___ Source data

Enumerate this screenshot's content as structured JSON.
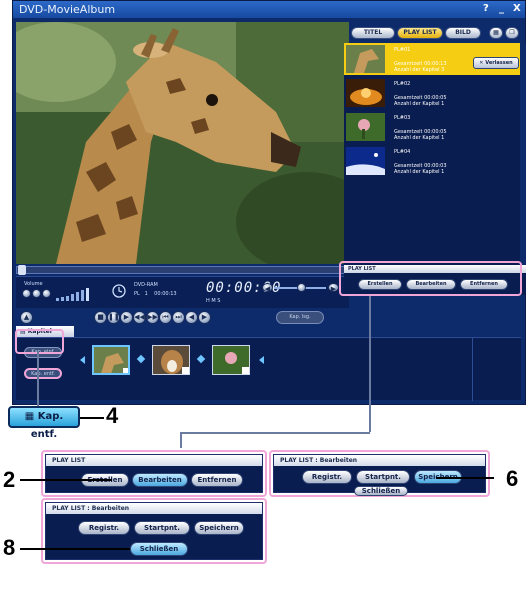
{
  "window": {
    "title": "DVD-MovieAlbum",
    "controls": [
      "?",
      "_",
      "X"
    ]
  },
  "tabs": [
    {
      "label": "TITEL"
    },
    {
      "label": "PLAY LIST",
      "active": true
    },
    {
      "label": "BILD"
    }
  ],
  "playlist_items": [
    {
      "name": "PL#01",
      "total": "Gesamtzeit 00:00:13",
      "chapters": "Anzahl der Kapitel 3",
      "selected": true
    },
    {
      "name": "PL#02",
      "total": "Gesamtzeit 00:00:05",
      "chapters": "Anzahl der Kapitel 1",
      "selected": false
    },
    {
      "name": "PL#03",
      "total": "Gesamtzeit 00:00:05",
      "chapters": "Anzahl der Kapitel 1",
      "selected": false
    },
    {
      "name": "PL#04",
      "total": "Gesamtzeit 00:00:03",
      "chapters": "Anzahl der Kapitel 1",
      "selected": false
    }
  ],
  "status": {
    "volume_label": "Volume",
    "disc": "DVD-RAM",
    "mode": "PL",
    "mode_num": "1",
    "small_time": "00:00:13",
    "timecode": "00:00:00",
    "tc_units": "H    M    S"
  },
  "playlist_panel": {
    "header": "PLAY LIST",
    "buttons": {
      "create": "Erstellen",
      "edit": "Bearbeiten",
      "remove": "Entfernen"
    }
  },
  "kap_lsg": "Kap. lsg.",
  "chapter": {
    "header": "Kapitel",
    "kap_einf": "Kap. einf.",
    "kap_entf": "Kap. entf.",
    "exit": "Verlassen"
  },
  "callouts": {
    "kap_entf_label": "Kap. entf.",
    "n4": "4",
    "n2": "2",
    "n6": "6",
    "n8": "8"
  },
  "zoom_panels": {
    "pl": {
      "header": "PLAY LIST",
      "create": "Erstellen",
      "edit": "Bearbeiten",
      "remove": "Entfernen"
    },
    "edit_a": {
      "header": "PLAY LIST : Bearbeiten",
      "register": "Registr.",
      "start": "Startpnt.",
      "save": "Speichern",
      "close": "Schließen"
    },
    "edit_b": {
      "header": "PLAY LIST : Bearbeiten",
      "register": "Registr.",
      "start": "Startpnt.",
      "save": "Speichern",
      "close": "Schließen"
    }
  },
  "colors": {
    "accent": "#f5cd12",
    "panel": "#0a1d50",
    "highlight": "#4aa8e0",
    "callout_frame": "#f1a6d8"
  }
}
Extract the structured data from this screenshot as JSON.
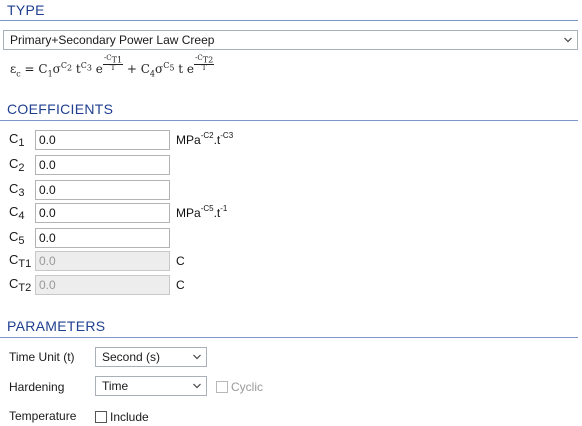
{
  "type_section": {
    "title": "TYPE",
    "model_select": {
      "value": "Primary+Secondary Power Law Creep"
    }
  },
  "formula": {
    "lhs": "ε",
    "lhs_sub": "c",
    "eq": " = C",
    "c1_sub": "1",
    "sigma1": "σ",
    "c2_sup": "C",
    "c2_sup_sub": "2",
    "t1": " t",
    "c3_sup": "C",
    "c3_sup_sub": "3",
    "e1": " e",
    "frac1_num": "-C",
    "frac1_num_sub": "T1",
    "frac1_den": "T",
    "plus": "  + C",
    "c4_sub": "4",
    "sigma2": "σ",
    "c5_sup": "C",
    "c5_sup_sub": "5",
    "t2": " t e",
    "frac2_num": "-C",
    "frac2_num_sub": "T2",
    "frac2_den": "T"
  },
  "coefficients": {
    "title": "COEFFICIENTS",
    "rows": [
      {
        "label": "C",
        "sub": "1",
        "value": "0.0",
        "unit": "MPa",
        "unit_sup1": "-C2",
        "unit_mid": ".t",
        "unit_sup2": "-C3"
      },
      {
        "label": "C",
        "sub": "2",
        "value": "0.0",
        "unit": "",
        "unit_sup1": "",
        "unit_mid": "",
        "unit_sup2": ""
      },
      {
        "label": "C",
        "sub": "3",
        "value": "0.0",
        "unit": "",
        "unit_sup1": "",
        "unit_mid": "",
        "unit_sup2": ""
      },
      {
        "label": "C",
        "sub": "4",
        "value": "0.0",
        "unit": "MPa",
        "unit_sup1": "-C5",
        "unit_mid": ".t",
        "unit_sup2": "-1"
      },
      {
        "label": "C",
        "sub": "5",
        "value": "0.0",
        "unit": "",
        "unit_sup1": "",
        "unit_mid": "",
        "unit_sup2": ""
      },
      {
        "label": "C",
        "sub": "T1",
        "value": "0.0",
        "unit": "C",
        "unit_sup1": "",
        "unit_mid": "",
        "unit_sup2": ""
      },
      {
        "label": "C",
        "sub": "T2",
        "value": "0.0",
        "unit": "C",
        "unit_sup1": "",
        "unit_mid": "",
        "unit_sup2": ""
      }
    ]
  },
  "parameters": {
    "title": "PARAMETERS",
    "time_unit": {
      "label": "Time Unit (t)",
      "value": "Second (s)"
    },
    "hardening": {
      "label": "Hardening",
      "value": "Time",
      "cyclic_label": "Cyclic",
      "cyclic_checked": false
    },
    "temperature": {
      "label": "Temperature",
      "include_label": "Include",
      "include_checked": false
    }
  },
  "colors": {
    "section_title": "#1f3f8f",
    "section_rule": "#7f96c8",
    "disabled_field": "#ededed"
  },
  "icons": {
    "dropdown": "chevron-down-icon"
  }
}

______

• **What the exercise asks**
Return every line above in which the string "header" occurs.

• **Output of the task**
    "header": "PLAY LIST",
    "header": "Kapitel",
      "header": "PLAY LIST",
      "header": "PLAY LIST : Bearbeiten",
      "header": "PLAY LIST : Bearbeiten",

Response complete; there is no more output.